(Data to use begins)

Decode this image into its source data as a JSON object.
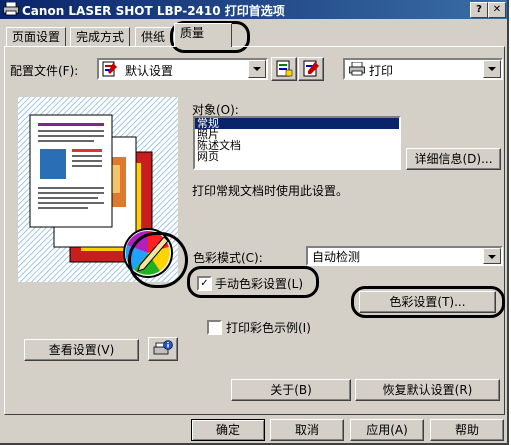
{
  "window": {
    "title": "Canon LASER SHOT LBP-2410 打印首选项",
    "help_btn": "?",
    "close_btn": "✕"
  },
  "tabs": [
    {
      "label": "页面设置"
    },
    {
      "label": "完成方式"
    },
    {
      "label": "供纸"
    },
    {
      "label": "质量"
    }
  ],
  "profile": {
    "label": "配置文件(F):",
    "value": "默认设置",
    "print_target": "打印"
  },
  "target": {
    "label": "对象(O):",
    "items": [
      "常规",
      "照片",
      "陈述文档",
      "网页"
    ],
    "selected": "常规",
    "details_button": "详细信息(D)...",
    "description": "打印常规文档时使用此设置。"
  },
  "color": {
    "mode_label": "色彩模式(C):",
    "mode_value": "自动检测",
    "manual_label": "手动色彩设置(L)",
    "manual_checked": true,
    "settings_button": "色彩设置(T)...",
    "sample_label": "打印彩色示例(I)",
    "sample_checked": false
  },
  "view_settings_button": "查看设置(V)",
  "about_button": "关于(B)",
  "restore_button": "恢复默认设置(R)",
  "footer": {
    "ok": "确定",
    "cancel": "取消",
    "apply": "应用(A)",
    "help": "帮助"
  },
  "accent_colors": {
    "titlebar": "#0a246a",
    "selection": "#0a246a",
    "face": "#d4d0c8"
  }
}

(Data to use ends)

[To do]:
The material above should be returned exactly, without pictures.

[Solution for this problem]:
Decode this image into its source data as a JSON object.
{
  "window": {
    "title": "Canon LASER SHOT LBP-2410 打印首选项",
    "help_btn": "?",
    "close_btn": "✕"
  },
  "tabs": [
    {
      "label": "页面设置"
    },
    {
      "label": "完成方式"
    },
    {
      "label": "供纸"
    },
    {
      "label": "质量"
    }
  ],
  "profile": {
    "label": "配置文件(F):",
    "value": "默认设置",
    "print_target": "打印"
  },
  "target": {
    "label": "对象(O):",
    "items": [
      "常规",
      "照片",
      "陈述文档",
      "网页"
    ],
    "selected": "常规",
    "details_button": "详细信息(D)...",
    "description": "打印常规文档时使用此设置。"
  },
  "color": {
    "mode_label": "色彩模式(C):",
    "mode_value": "自动检测",
    "manual_label": "手动色彩设置(L)",
    "manual_checked": true,
    "settings_button": "色彩设置(T)...",
    "sample_label": "打印彩色示例(I)",
    "sample_checked": false
  },
  "view_settings_button": "查看设置(V)",
  "about_button": "关于(B)",
  "restore_button": "恢复默认设置(R)",
  "footer": {
    "ok": "确定",
    "cancel": "取消",
    "apply": "应用(A)",
    "help": "帮助"
  },
  "accent_colors": {
    "titlebar": "#0a246a",
    "selection": "#0a246a",
    "face": "#d4d0c8"
  }
}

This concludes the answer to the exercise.